ASX down 2.5% as coronavirus claims businesses
Markets faced a cold closing Monday as some of the virus's impacts became clearer.
The ASX ended last week on a comparatively buoyant note, up around 20% on 17 April compared to its 23 March lows.
It fell back 2.5% on Monday in its worst session in 3 weeks, buffeted to varying degrees by several factors.
The big one was oil prices sinking to a 21-year low, driving an overall 4.6% loss across energy stocks, including a 7.8% plunge from Caltex Australia as it revealed that its prospective buyer was walking away from an $8.8 billion takeover bid in the face of all the uncertainty.
In the meantime, the oil glut is spelling trouble for businesses both now and in the future.
"Oil names looking sickly here today, and no surprise when the production costs for the majority of producers globally is between US$25 and US$95 per barrel," said RBC Capital Markets' head of equities Karen Jorritsma. "At current levels, the entire industry is out of the money."
In finance, Australia's Big Four banks each experienced drops near par for the ASX200 average, ranging from -1.9% (Commonwealth Bank) to -2.5% (ANZ), as the complex impacts of the virus worked its way along.
"Ultimately, the market is likely to reach its low at the point of greatest uncertainty," said Platinum Asset Management co-founder and CEO Andrew Clifford. "Potentially, we have already seen that occur as the major monetary and fiscal initiatives that were announced by governments at the end of March did reduce some of the worst-case scenarios as discussed earlier. On the other hand, there were rallies in markets of the order of 20% on two occasions in the latter months of 2008, only for the market to falter and fall to new lows."
"Stock markets collapsed in one of the fastest declines in history and debt markets are struggling under the possibility that companies that only weeks ago looked in good financial shape are now bankruptcy candidates," Clifford said.
Monday evening saw a prime example of exactly that with news breaking Monday afternoon that voluntary administration was "imminent" for Virgin Australia.
The turnaround today makes it look like the virus will throw a few more curve balls before the end of lockdown, giving investors a few more opportunities to knock them out of the park.

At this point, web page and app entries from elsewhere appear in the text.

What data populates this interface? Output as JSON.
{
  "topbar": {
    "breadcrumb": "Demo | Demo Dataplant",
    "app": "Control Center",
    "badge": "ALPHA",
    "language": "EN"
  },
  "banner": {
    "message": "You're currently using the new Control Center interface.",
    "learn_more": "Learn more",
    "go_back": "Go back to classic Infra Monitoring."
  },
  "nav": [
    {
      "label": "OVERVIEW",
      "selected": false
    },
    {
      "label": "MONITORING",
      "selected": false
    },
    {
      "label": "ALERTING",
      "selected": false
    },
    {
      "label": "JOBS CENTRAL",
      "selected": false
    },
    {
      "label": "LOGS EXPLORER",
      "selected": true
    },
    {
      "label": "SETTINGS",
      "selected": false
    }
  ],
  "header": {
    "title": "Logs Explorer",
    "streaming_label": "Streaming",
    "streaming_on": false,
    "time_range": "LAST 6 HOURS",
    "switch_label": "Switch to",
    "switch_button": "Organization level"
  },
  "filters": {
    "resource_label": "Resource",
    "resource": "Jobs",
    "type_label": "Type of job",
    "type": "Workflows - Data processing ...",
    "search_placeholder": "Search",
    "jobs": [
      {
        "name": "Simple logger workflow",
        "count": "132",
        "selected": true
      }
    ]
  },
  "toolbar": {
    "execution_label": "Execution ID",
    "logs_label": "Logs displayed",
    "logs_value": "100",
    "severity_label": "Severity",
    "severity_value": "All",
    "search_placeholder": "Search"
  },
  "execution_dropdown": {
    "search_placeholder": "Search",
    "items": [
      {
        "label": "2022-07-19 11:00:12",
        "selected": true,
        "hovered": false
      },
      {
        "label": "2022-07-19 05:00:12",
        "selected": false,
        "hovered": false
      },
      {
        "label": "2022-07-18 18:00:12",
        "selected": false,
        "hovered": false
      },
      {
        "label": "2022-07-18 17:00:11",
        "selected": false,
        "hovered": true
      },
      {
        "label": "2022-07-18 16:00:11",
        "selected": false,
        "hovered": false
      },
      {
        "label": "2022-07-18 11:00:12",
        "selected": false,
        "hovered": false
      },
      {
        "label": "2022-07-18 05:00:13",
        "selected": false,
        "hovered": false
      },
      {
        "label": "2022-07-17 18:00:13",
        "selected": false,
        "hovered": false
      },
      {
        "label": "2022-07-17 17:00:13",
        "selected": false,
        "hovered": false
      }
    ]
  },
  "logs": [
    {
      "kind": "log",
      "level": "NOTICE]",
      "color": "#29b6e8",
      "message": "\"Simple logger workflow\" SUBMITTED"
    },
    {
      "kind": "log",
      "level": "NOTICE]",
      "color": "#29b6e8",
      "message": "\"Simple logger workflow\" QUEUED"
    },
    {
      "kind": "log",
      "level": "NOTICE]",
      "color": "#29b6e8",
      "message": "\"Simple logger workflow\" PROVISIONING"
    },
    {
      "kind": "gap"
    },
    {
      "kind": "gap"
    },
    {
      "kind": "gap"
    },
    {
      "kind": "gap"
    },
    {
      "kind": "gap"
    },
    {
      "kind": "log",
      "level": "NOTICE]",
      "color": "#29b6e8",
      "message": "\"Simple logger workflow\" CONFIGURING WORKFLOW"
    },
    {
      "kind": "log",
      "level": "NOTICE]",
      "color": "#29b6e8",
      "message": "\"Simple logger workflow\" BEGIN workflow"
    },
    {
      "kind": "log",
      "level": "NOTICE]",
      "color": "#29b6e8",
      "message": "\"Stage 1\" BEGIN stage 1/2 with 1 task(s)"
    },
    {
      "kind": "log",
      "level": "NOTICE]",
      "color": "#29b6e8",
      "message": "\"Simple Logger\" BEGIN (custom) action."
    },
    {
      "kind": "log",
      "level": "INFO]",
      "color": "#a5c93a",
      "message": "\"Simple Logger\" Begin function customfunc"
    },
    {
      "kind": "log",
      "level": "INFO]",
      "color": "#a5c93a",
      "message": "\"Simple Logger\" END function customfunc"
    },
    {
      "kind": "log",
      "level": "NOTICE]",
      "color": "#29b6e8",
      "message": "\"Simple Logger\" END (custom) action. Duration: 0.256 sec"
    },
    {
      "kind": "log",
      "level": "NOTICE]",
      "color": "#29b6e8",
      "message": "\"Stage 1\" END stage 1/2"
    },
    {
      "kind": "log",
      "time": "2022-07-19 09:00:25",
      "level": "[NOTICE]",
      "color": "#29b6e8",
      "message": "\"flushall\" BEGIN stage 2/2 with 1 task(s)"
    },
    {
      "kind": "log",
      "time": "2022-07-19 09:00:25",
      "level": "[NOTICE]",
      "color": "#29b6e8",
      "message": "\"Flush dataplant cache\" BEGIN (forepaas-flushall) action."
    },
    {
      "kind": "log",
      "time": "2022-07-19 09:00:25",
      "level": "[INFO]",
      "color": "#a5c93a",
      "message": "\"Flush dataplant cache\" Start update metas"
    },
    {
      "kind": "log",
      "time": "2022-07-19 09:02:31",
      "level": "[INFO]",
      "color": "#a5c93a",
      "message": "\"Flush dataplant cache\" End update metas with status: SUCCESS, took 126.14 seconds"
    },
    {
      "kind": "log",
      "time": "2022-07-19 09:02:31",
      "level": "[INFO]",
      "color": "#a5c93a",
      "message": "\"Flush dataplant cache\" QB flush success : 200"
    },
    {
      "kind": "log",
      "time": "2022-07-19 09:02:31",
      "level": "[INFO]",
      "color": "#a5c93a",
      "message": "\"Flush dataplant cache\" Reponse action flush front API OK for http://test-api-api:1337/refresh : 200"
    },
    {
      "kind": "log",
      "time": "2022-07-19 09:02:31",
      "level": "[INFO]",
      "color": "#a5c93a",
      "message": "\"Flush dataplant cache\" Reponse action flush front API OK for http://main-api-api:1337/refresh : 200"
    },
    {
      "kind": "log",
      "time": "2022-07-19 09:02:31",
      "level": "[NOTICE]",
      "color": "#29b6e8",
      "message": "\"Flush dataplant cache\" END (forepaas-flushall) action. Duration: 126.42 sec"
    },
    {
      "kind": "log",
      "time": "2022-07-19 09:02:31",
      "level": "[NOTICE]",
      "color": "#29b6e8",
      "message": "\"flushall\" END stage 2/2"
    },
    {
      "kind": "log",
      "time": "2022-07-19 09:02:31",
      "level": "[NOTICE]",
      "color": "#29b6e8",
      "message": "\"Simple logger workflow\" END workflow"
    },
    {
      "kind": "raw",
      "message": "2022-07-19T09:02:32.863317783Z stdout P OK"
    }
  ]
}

If you're interested in guides on investing during the coronavirus market crash, head on over to our coronavirus investing hub.